Golden Rules

Following our Golden Rules helps our school to be a happy, safe and exciting place in which children, staff, governors, parents and visitors can learn, play, work and grow together.

  • We respect ourselves by being ready to learn, trying our best, being safe, being truthful and being positive. 
  • We respect each other by sharing and being gentle.
  • We respect each other’s beliefs and feelings by being polite, honest, and talking and listening in a kind way.
  • We respect God’s world by caring for our   environment, community and the creatures that live in it.

 

Why do we have our Golden Rules?

At Culgaith CE School we believe that it is really important to have our Golden Rules so that people know how to behave well and so that they understand what is expected of them.

The Golden Rules were made by the children, staff, parents/carers and governors of our school and they are reviewed regularly.

We think it is important to sometimes tell each other when we have been good at following the Golden Rules and when we have met expectations.

We celebrate when people have exceeded our expectations, or when they have achieved something special outside school. This happens in our Celebration assemblies on Fridays.

We think our Golden Rules help us to:

  • Do our best learning and work
  • Stay safe
  • Help each other learn and play together happily
  • Learn about how to treat people
  • Get good at doing these things and making the right choices now and when we are grown ups

What happens if someone breaks our Golden Rules?

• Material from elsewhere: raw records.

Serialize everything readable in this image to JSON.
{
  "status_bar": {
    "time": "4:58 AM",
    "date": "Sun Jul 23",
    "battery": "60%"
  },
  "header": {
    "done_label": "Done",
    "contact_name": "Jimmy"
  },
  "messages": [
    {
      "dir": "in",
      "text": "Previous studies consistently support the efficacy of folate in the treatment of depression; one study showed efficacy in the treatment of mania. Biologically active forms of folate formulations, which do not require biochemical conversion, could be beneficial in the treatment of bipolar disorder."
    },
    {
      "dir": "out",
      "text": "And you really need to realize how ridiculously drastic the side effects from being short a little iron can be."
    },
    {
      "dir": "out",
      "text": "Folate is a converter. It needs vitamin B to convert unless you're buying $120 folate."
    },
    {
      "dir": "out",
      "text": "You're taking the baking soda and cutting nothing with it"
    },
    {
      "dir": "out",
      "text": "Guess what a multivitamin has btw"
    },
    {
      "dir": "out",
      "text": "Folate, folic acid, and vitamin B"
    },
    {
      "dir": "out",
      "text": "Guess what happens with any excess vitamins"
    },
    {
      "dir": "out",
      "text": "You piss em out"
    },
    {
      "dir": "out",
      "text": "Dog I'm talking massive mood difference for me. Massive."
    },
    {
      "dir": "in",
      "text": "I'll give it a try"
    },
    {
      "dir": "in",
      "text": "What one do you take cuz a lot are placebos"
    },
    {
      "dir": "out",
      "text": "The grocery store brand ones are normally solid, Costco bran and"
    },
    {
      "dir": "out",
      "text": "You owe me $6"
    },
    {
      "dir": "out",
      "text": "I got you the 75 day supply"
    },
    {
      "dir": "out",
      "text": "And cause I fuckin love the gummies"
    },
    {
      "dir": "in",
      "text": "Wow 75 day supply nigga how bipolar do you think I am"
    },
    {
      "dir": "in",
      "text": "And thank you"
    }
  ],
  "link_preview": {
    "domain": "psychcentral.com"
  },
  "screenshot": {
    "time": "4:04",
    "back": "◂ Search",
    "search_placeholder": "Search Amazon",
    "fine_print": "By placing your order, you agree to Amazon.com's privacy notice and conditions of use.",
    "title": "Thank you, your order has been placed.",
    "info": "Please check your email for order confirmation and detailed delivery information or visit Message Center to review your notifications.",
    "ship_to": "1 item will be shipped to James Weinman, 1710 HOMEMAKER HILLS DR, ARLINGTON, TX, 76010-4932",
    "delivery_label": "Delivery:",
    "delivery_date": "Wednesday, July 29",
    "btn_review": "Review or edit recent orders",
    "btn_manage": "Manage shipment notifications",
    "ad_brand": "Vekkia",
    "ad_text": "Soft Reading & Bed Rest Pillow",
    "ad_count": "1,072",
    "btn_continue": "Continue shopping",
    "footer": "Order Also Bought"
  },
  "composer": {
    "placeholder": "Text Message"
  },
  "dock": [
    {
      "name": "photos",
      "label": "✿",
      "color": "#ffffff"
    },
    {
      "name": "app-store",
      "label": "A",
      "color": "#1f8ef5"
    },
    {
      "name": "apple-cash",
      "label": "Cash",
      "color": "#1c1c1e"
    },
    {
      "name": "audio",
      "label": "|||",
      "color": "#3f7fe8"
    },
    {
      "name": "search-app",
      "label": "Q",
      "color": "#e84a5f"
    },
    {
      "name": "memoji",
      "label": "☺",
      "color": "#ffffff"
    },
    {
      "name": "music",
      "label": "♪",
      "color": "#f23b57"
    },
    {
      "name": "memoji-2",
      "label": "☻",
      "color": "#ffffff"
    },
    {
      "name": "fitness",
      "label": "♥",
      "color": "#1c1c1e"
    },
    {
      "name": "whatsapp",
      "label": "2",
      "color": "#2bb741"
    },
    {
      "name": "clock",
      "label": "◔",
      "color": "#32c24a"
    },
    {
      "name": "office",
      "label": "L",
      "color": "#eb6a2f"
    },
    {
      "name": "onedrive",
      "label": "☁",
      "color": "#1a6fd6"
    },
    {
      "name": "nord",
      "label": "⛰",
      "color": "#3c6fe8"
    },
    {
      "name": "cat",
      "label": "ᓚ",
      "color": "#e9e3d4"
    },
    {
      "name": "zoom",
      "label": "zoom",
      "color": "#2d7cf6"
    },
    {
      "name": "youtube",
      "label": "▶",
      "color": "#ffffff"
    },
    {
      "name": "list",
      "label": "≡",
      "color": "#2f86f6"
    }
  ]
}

The children, staff, parents/carers and governors of our school have decided that this is what we think should happen if someone breaks a Golden Rule, if they do not meet our expectations. The consequences gradually become more serious if someone keeps breaking the rules so we would
start the first time with number one and move to number two if necessary and so on.

We have also thought about the possibility of someone doing something so serious that they put someone else or themselves in danger, or they badly damage their own, someone else’s or school property. In such a situation we would go straight to number 6 and then to number 7 if behaviour did not improve.

We have agreed that:

  • it is best if consequences are put in place on the same day that breaking the rules happens so that the following day can be a fresh start. However, this may not always be possible in which case the consequence should be put in place as soon as possible.
  • if someone persists in breaking a rule and we have to move through the consequences, one day may be too short a time for a fresh start, in which case we agreed that the beginning of a new week should be the fresh start.
  • some people may need more time at some of the earlier consequences before being moved to the next than other people, eg. people who are new to our school.
  • the Golden Rules apply when we are doing anything to do with our school eg. breakfast club, after school clubs, trips, sleepovers, school discos, school social events, fundraising events, on the school bus etc.
  • the same consequences will apply in instances of unkindness to others and bullying, whether face to face or by electronic methods (eg. phones, email).
  • we consider bullying to be a serious incident because it involves malicious or persistent unkindness to others.

What will school staff/grown-ups do if someone breaks a Golden Rule?

When we say that a person should miss some of their own time we mean that they should spend time thinking about what we expect and what they should do in future and they will need to talk to a member of staff about their thinking.

At number 5 they need to write an agreement about what happened, how people are feeling as a result, what should have happened and what they will do in future. A member of staff will help with this and both people will sign the agreement.


Consequence Steps

  1. Remind the person about the rule they have broken and show them what they should have done. Choose a person who is good at following the rule to show them, or an adult can model.
  2. Tell them they need to follow the rules, remind them they have been shown and that this will be their chance to show us they can do as we expect.  Tell them that if they break the rule again they will have to miss five minutes of their own time (their own time being playtimes or planning session).
  3. They have to miss five minutes of their own time (thinking time) and then, talk to a grown up from school.
  4. They have to miss ten minutes of their own time (thinking time) and then talk to a grown up from school.
  5. They have to miss more time, maybe even all of a play time (thinking time). After missing this time they write thoughts with a grown up and agree how to be in the future.
  6. Our teachers have to talk to the person’s grown-ups from home and decide what happens next and make an agreement which the grown ups from home, from school and the person sign.
  7. Our teachers have to ring up the grown ups from home straight away to come to school and take the person home for an agreed number of days (a fixed term exclusion). The head teacher has to tell the local authority and the exclusion is entered in the records of the person and the school.